- _Record extracts_

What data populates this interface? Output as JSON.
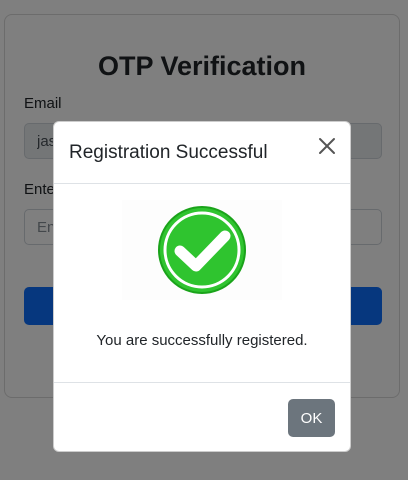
{
  "form": {
    "title": "OTP Verification",
    "email_label": "Email",
    "email_value": "jas",
    "otp_label": "Ente",
    "otp_placeholder": "En"
  },
  "modal": {
    "title": "Registration Successful",
    "close_icon": "close-icon",
    "success_icon": "check-circle-icon",
    "message": "You are successfully registered.",
    "ok_label": "OK"
  },
  "colors": {
    "primary": "#0d6efd",
    "secondary": "#6c757d",
    "success": "#2ecc2e",
    "backdrop": "rgba(0,0,0,0.5)"
  }
}
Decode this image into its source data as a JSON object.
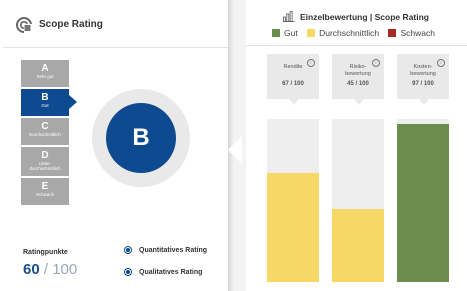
{
  "left": {
    "title": "Scope Rating",
    "grades": [
      {
        "letter": "A",
        "sub": "Sehr gut",
        "active": false
      },
      {
        "letter": "B",
        "sub": "Gut",
        "active": true
      },
      {
        "letter": "C",
        "sub": "Durchschnittlich",
        "active": false
      },
      {
        "letter": "D",
        "sub": "Unter-\ndurchschnittlich",
        "active": false
      },
      {
        "letter": "E",
        "sub": "Schwach",
        "active": false
      }
    ],
    "big_grade": "B",
    "ratingpunkte_label": "Ratingpunkte",
    "ratingpunkte_value": "60",
    "ratingpunkte_sep": " / ",
    "ratingpunkte_max": "100",
    "radio_quantitative": "Quantitatives Rating",
    "radio_qualitative": "Qualitatives Rating",
    "selected_radio": "qualitative"
  },
  "right": {
    "title": "Einzelbewertung | Scope Rating",
    "legend": [
      {
        "label": "Gut",
        "color": "#6b8e4e"
      },
      {
        "label": "Durchschnittlich",
        "color": "#f7d866"
      },
      {
        "label": "Schwach",
        "color": "#a8291f"
      }
    ],
    "cards": [
      {
        "name": "Rendite",
        "value": "67 / 100",
        "fill_fraction": 0.67,
        "color": "#f7d866"
      },
      {
        "name": "Risiko-\nbewertung",
        "value": "45 / 100",
        "fill_fraction": 0.45,
        "color": "#f7d866"
      },
      {
        "name": "Kosten-\nbewertung",
        "value": "97 / 100",
        "fill_fraction": 0.97,
        "color": "#6b8e4e"
      }
    ],
    "info_glyph": "i"
  },
  "colors": {
    "accent_blue": "#0d4a8f",
    "grade_inactive": "#a8a8a8"
  }
}
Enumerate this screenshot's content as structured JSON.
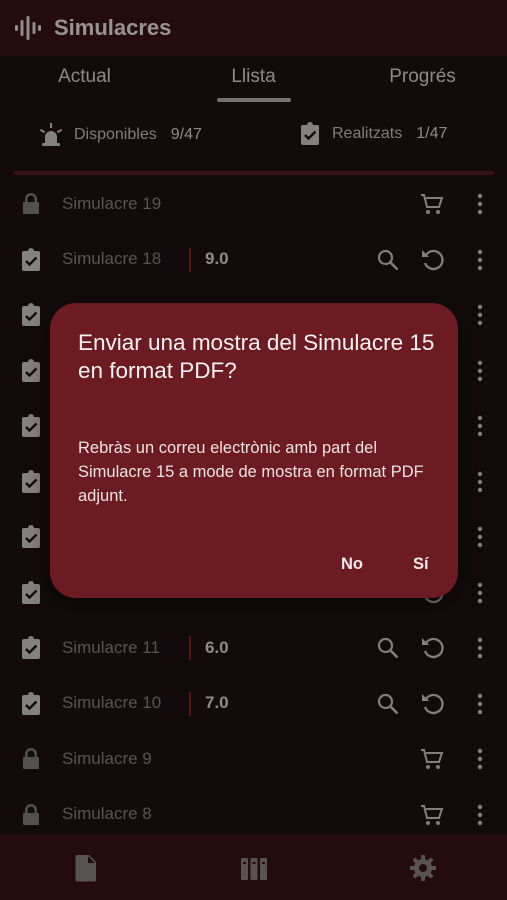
{
  "app": {
    "title": "Simulacres"
  },
  "tabs": [
    {
      "label": "Actual"
    },
    {
      "label": "Llista"
    },
    {
      "label": "Progrés"
    }
  ],
  "stats": {
    "available_label": "Disponibles",
    "available_value": "9/47",
    "done_label": "Realitzats",
    "done_value": "1/47"
  },
  "list": {
    "rows": [
      {
        "name": "Simulacre 19",
        "status": "locked",
        "score": ""
      },
      {
        "name": "Simulacre 18",
        "status": "done",
        "score": "9.0"
      },
      {
        "name": "",
        "status": "done",
        "score": ""
      },
      {
        "name": "",
        "status": "done",
        "score": ""
      },
      {
        "name": "",
        "status": "done",
        "score": ""
      },
      {
        "name": "",
        "status": "done",
        "score": ""
      },
      {
        "name": "",
        "status": "done",
        "score": ""
      },
      {
        "name": "",
        "status": "done",
        "score": ""
      },
      {
        "name": "Simulacre 11",
        "status": "done",
        "score": "6.0"
      },
      {
        "name": "Simulacre 10",
        "status": "done",
        "score": "7.0"
      },
      {
        "name": "Simulacre 9",
        "status": "locked",
        "score": ""
      },
      {
        "name": "Simulacre 8",
        "status": "locked",
        "score": ""
      }
    ]
  },
  "dialog": {
    "title": "Enviar una mostra del Simulacre 15 en format PDF?",
    "body": "Rebràs un correu electrònic amb part del Simulacre 15 a mode de mostra en format PDF adjunt.",
    "no_label": "No",
    "yes_label": "Sí"
  },
  "icons": {
    "logo": "waveform-icon",
    "available": "alarm-light-icon",
    "done": "clipboard-check-icon",
    "locked": "lock-icon",
    "buy": "cart-icon",
    "review": "search-icon",
    "retry": "retry-icon",
    "more": "more-vertical-icon",
    "nav": [
      "document-icon",
      "books-icon",
      "gear-icon"
    ]
  },
  "colors": {
    "appbar": "#3a1417",
    "background": "#1f1213",
    "dialog": "#6b1b21",
    "accent": "#8e2229"
  }
}
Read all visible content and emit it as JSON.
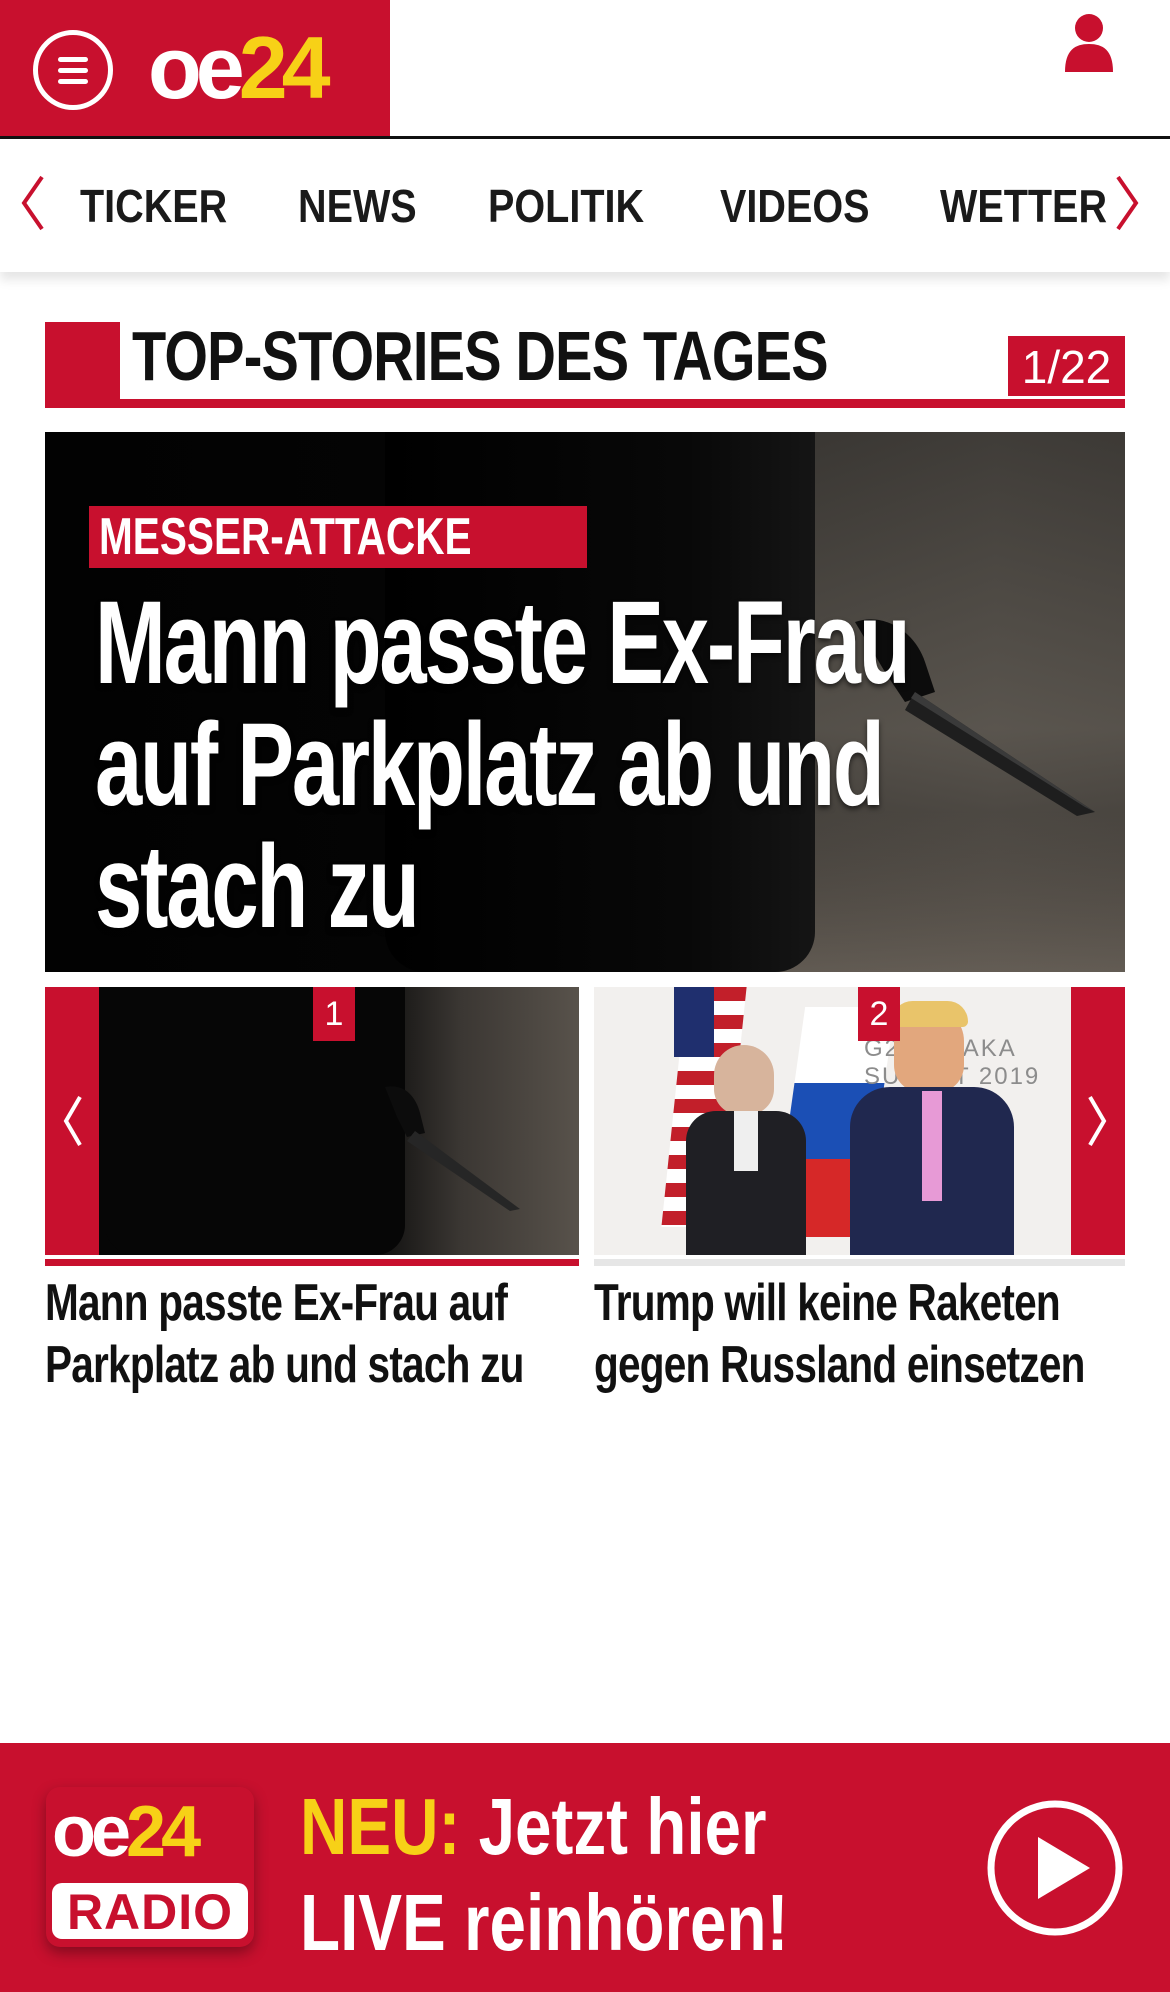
{
  "brand": {
    "logo_oe": "oe",
    "logo_24": "24",
    "red": "#c8102e",
    "yellow": "#f7d117"
  },
  "nav": {
    "items": [
      "TICKER",
      "NEWS",
      "POLITIK",
      "VIDEOS",
      "WETTER"
    ],
    "prev_icon": "chevron-left-icon",
    "next_icon": "chevron-right-icon"
  },
  "section": {
    "title": "TOP-STORIES DES TAGES",
    "counter": "1/22"
  },
  "hero": {
    "kicker": "MESSER-ATTACKE",
    "title": "Mann passte Ex-Frau auf Parkplatz ab und stach zu"
  },
  "stories": [
    {
      "badge": "1",
      "title": "Mann passte Ex-Frau auf Parkplatz ab und stach zu"
    },
    {
      "badge": "2",
      "title": "Trump will keine Raketen gegen Russland einsetzen",
      "image_text": "G20 OSAKA SUMMIT 2019"
    }
  ],
  "radio": {
    "logo_oe": "oe",
    "logo_24": "24",
    "logo_label": "RADIO",
    "line1_highlight": "NEU:",
    "line1_rest": " Jetzt hier",
    "line2": "LIVE reinhören!"
  }
}
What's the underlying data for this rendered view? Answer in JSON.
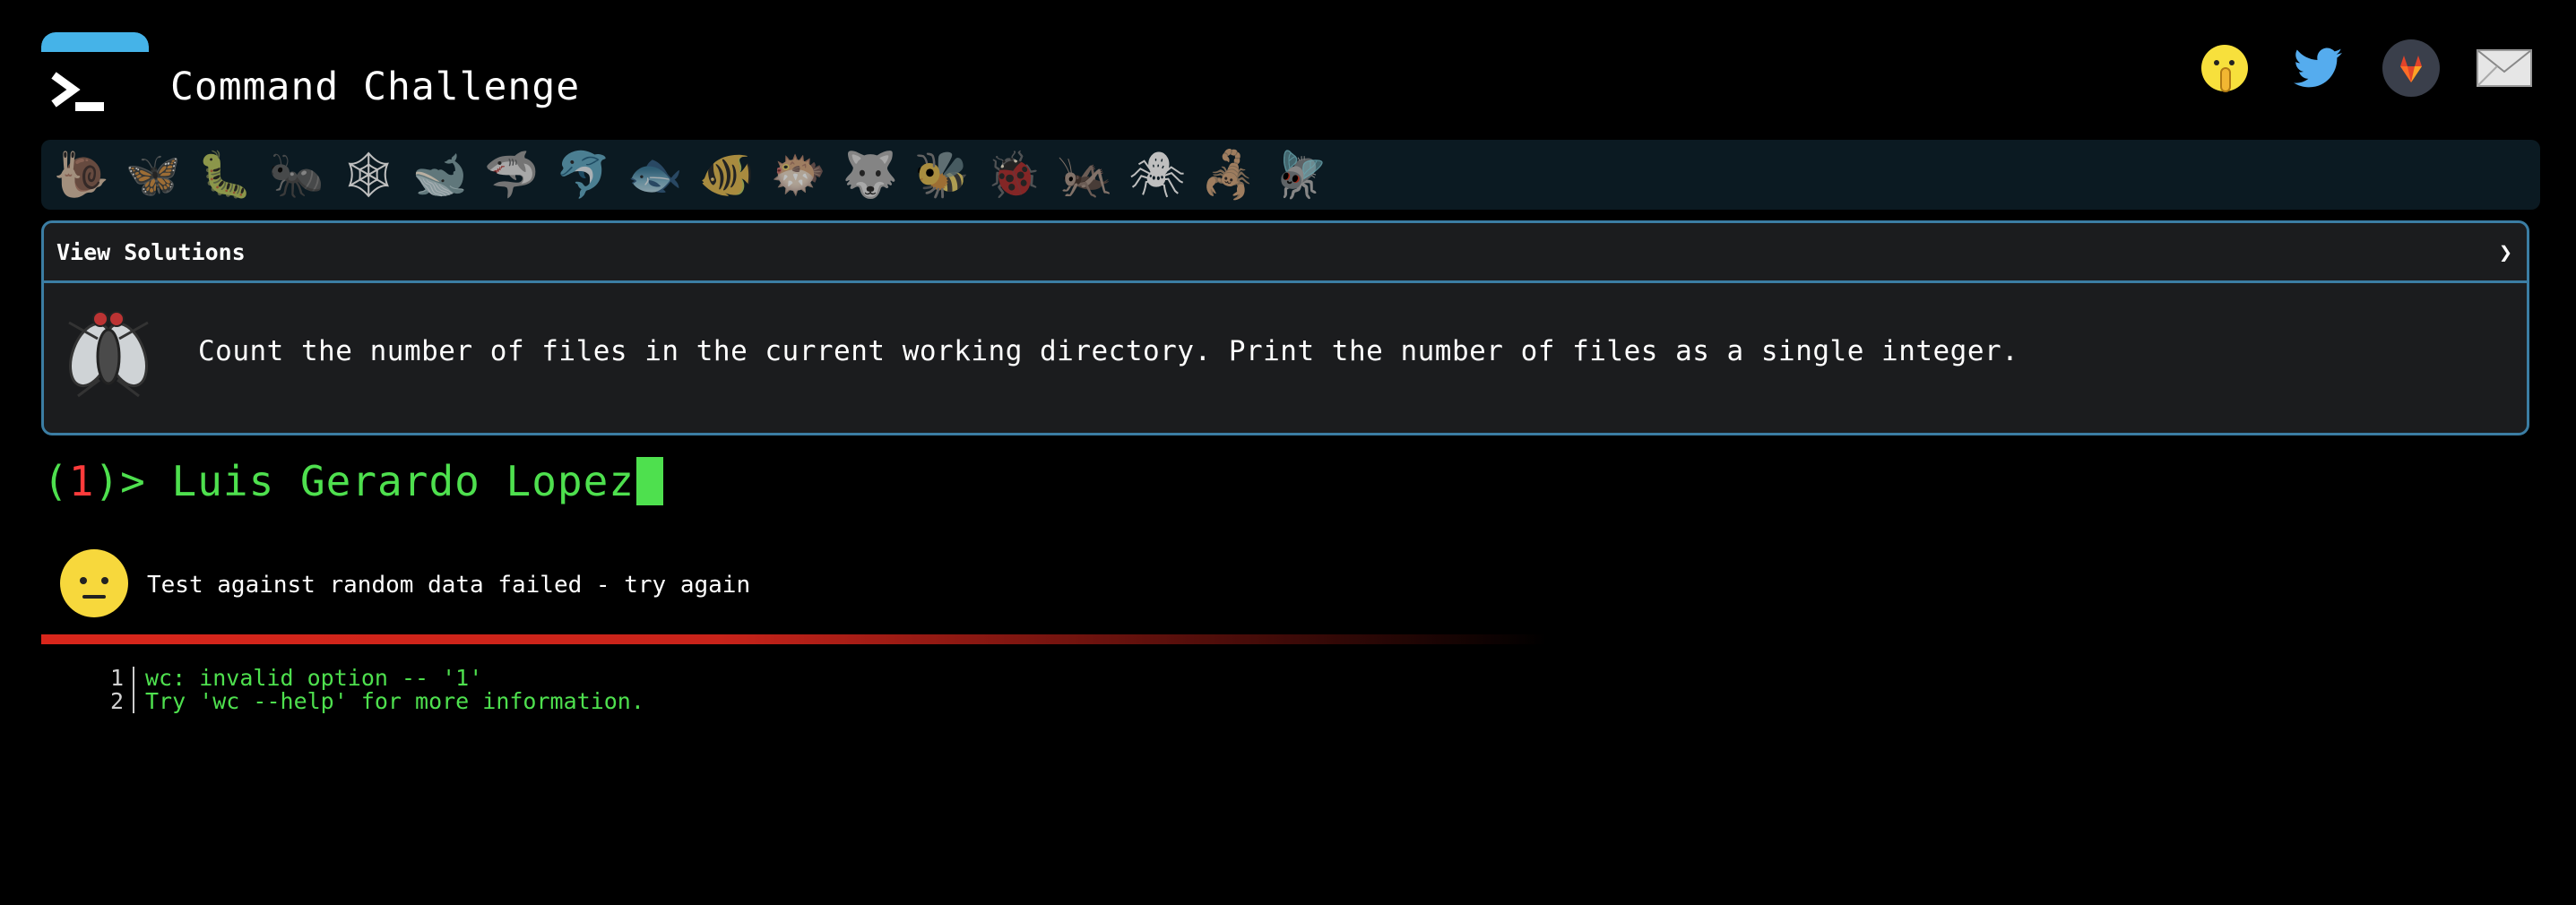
{
  "header": {
    "title": "Command Challenge",
    "social": [
      {
        "icon": "shush-face-icon"
      },
      {
        "icon": "twitter-icon"
      },
      {
        "icon": "gitlab-icon"
      },
      {
        "icon": "mail-icon"
      }
    ]
  },
  "animals": [
    {
      "icon": "snail-icon",
      "glyph": "🐌"
    },
    {
      "icon": "butterfly-icon",
      "glyph": "🦋"
    },
    {
      "icon": "caterpillar-icon",
      "glyph": "🐛"
    },
    {
      "icon": "ant-icon",
      "glyph": "🐜"
    },
    {
      "icon": "spider-web-icon",
      "glyph": "🕸"
    },
    {
      "icon": "whale-icon",
      "glyph": "🐋"
    },
    {
      "icon": "shark-icon",
      "glyph": "🦈"
    },
    {
      "icon": "dolphin-icon",
      "glyph": "🐬"
    },
    {
      "icon": "fish-icon",
      "glyph": "🐟"
    },
    {
      "icon": "tropical-fish-icon",
      "glyph": "🐠"
    },
    {
      "icon": "blowfish-icon",
      "glyph": "🐡"
    },
    {
      "icon": "wolf-icon",
      "glyph": "🐺"
    },
    {
      "icon": "bee-icon",
      "glyph": "🐝"
    },
    {
      "icon": "ladybug-icon",
      "glyph": "🐞"
    },
    {
      "icon": "cricket-icon",
      "glyph": "🦗"
    },
    {
      "icon": "spider-icon",
      "glyph": "🕷"
    },
    {
      "icon": "scorpion-icon",
      "glyph": "🦂"
    },
    {
      "icon": "fly-icon",
      "glyph": "🪰"
    }
  ],
  "panel": {
    "header_label": "View Solutions",
    "chevron": "❯",
    "task": "Count the number of files in the current working directory. Print the number of files as a single integer."
  },
  "prompt": {
    "open": "(",
    "number": "1",
    "close": ")> ",
    "input": "Luis Gerardo Lopez"
  },
  "result": {
    "icon": "neutral-face-icon",
    "message": "Test against random data failed - try again"
  },
  "output": [
    {
      "n": "1",
      "text": "wc: invalid option -- '1'"
    },
    {
      "n": "2",
      "text": "Try 'wc --help' for more information."
    }
  ],
  "colors": {
    "accent": "#45b3e8",
    "panel_border": "#3b7da3",
    "prompt_green": "#4ee04e",
    "error_red": "#d8261b"
  }
}
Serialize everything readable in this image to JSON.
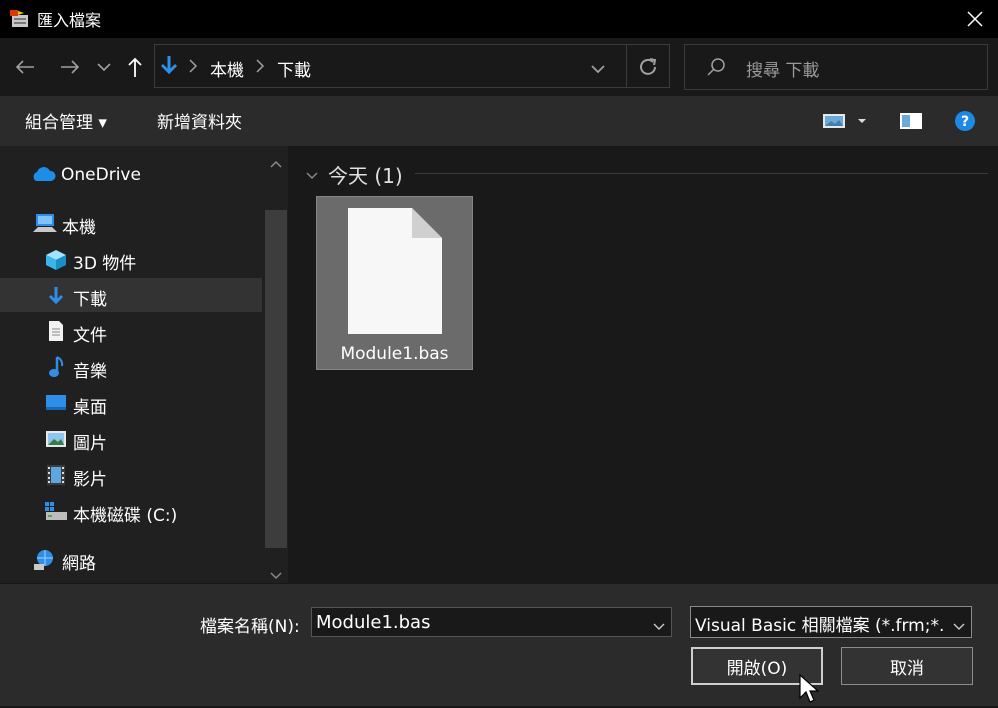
{
  "window": {
    "title": "匯入檔案"
  },
  "address": {
    "crumbs": [
      "本機",
      "下載"
    ]
  },
  "search": {
    "placeholder": "搜尋 下載"
  },
  "toolbar": {
    "organize": "組合管理 ▾",
    "new_folder": "新增資料夾"
  },
  "sidebar": {
    "items": [
      {
        "label": "OneDrive",
        "icon": "cloud-icon"
      },
      {
        "label": "本機",
        "icon": "computer-icon"
      },
      {
        "label": "3D 物件",
        "icon": "cube-icon"
      },
      {
        "label": "下載",
        "icon": "download-arrow-icon",
        "selected": true
      },
      {
        "label": "文件",
        "icon": "document-icon"
      },
      {
        "label": "音樂",
        "icon": "music-note-icon"
      },
      {
        "label": "桌面",
        "icon": "desktop-icon"
      },
      {
        "label": "圖片",
        "icon": "picture-icon"
      },
      {
        "label": "影片",
        "icon": "film-icon"
      },
      {
        "label": "本機磁碟 (C:)",
        "icon": "drive-icon"
      },
      {
        "label": "網路",
        "icon": "network-icon"
      }
    ]
  },
  "content": {
    "group_header": "今天 (1)",
    "files": [
      {
        "name": "Module1.bas",
        "icon": "blank-file-icon"
      }
    ]
  },
  "footer": {
    "filename_label": "檔案名稱(N):",
    "filename_value": "Module1.bas",
    "filetype_value": "Visual Basic 相關檔案 (*.frm;*.bas;*.cls)",
    "open_label": "開啟(O)",
    "cancel_label": "取消"
  },
  "colors": {
    "accent": "#0078d7",
    "help": "#1e88e5",
    "selected": "#333333"
  }
}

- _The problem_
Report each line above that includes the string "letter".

- _Answer box_
        "letter": "A",
        "letter": "B",
        "letter": "C",
        "letter": "D",
        "letter": "E",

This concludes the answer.